All the walls inside and outside the tiny adobe house were white. There were no decorations on the wall. The house was almost bare. The room where I was sweeping had an old crude dining table made of sturdy wooden planks where my husband sat as he wrote on his book. The windows were crude but made in perfect squares and from these, we see the blue, clear sky. 

It was all so quiet and peaceful. Not a sound was heard. My husband and I did not speak a word to each other but felt each other’s peaceful company.

I felt quiet love and humble submission inside my heart. I wore a housedress made of thin white cotton that simply covered my nakedness.

Then my daughter Jessica came to ask her Father some money, and they climbed a few steps up to a bedroom. I followed to take a look.

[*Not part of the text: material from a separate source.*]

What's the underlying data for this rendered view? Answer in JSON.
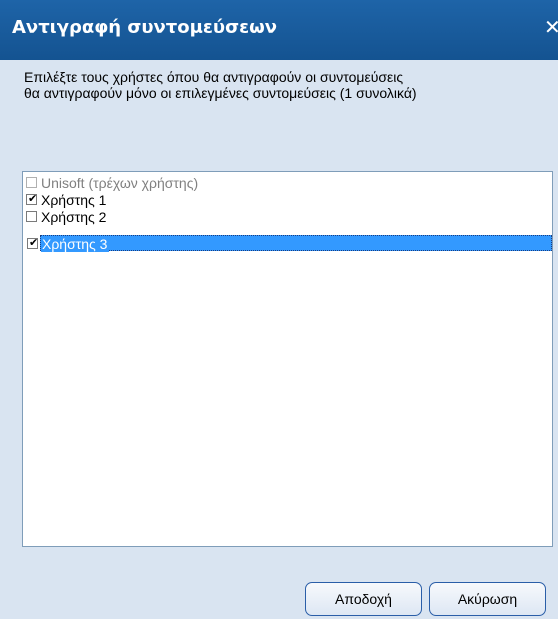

Her father opened a bedside drawer and inside was an old worn out purse filled with gold coins.

I turned my back to the sight of the money which did not interest me at all despite of the simple life we led. I also knew that my husband had a secure source of income that came from an endless source. Though my house was bare, I felt I had all I ever wanted from life…. * * *

Views: 58


You need to be a member of Depth Psychology Alliance to add comments!

Join Depth Psychology Alliance

Comment by Ruth Martin on May 26, 2011 at 5:33pm
Rachel, It's a very interesting dream! ( I will get back to this at a later point toomuch computer today), But wanted to say that Jung considered the square to be a symbol of wholeness. For me, the gold coins represent (possibly) the Gold we find in working with our shadow. If you decide to work with the idea that all parts of the dream are parts of you-then the coins, the daughters, and all the other characters and their relationship to you will be very interesting.

A hub for "all things Depth Psychology," with over 5000 members, Depth Psychology Alliance is FREE to join. Simply sign UP or sign IN to comment or post.






Subscribe to the "Latest Activity" RSS 

feed for Depth Psychology Alliance


© 2020   Created by James Newell.   Powered by

Badges  |  Report an Issue  |  Terms of Service